Exercise requirements: Where a line holds the word "value", copy it from the records.

Data about app and page elements:

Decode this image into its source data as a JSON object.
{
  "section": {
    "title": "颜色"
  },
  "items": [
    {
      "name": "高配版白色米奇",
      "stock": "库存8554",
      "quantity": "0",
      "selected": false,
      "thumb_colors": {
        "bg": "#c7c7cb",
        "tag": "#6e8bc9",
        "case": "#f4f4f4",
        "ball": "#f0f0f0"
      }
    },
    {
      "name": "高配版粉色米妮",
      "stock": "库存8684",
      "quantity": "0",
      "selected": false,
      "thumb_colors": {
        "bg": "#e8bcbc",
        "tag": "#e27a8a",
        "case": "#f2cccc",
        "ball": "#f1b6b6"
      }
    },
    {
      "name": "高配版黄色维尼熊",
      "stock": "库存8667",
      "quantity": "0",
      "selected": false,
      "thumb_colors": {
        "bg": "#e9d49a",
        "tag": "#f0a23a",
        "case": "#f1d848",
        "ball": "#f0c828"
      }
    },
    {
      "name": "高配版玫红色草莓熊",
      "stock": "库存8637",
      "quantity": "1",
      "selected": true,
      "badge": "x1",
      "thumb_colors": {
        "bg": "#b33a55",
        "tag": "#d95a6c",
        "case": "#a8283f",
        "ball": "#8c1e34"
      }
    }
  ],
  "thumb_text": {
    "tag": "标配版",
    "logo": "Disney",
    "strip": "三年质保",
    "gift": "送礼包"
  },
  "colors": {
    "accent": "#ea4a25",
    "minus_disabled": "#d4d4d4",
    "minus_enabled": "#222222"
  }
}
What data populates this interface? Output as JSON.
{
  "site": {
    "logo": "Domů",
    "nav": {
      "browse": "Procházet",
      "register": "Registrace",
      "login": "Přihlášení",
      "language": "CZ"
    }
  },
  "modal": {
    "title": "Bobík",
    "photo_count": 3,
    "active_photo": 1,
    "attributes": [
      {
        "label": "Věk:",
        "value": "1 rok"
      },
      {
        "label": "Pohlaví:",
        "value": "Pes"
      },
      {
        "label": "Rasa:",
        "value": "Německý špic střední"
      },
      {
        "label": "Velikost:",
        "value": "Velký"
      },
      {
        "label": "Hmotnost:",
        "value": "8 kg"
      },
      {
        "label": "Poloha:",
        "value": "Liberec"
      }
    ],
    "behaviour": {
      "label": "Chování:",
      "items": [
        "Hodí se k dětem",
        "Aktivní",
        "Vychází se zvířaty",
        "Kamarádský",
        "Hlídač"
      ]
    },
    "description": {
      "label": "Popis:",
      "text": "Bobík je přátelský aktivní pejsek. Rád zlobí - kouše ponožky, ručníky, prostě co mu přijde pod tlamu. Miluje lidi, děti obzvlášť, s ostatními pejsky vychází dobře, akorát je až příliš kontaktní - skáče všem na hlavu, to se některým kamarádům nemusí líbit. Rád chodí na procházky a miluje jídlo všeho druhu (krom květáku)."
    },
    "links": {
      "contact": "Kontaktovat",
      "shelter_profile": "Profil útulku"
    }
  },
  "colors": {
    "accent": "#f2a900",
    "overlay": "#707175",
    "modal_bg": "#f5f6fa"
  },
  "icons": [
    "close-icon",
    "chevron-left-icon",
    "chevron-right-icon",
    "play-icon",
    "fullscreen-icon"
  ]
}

Solution to this problem:
        "value": "1 rok"
        "value": "Pes"
        "value": "Německý špic střední"
        "value": "Velký"
        "value": "8 kg"
        "value": "Liberec"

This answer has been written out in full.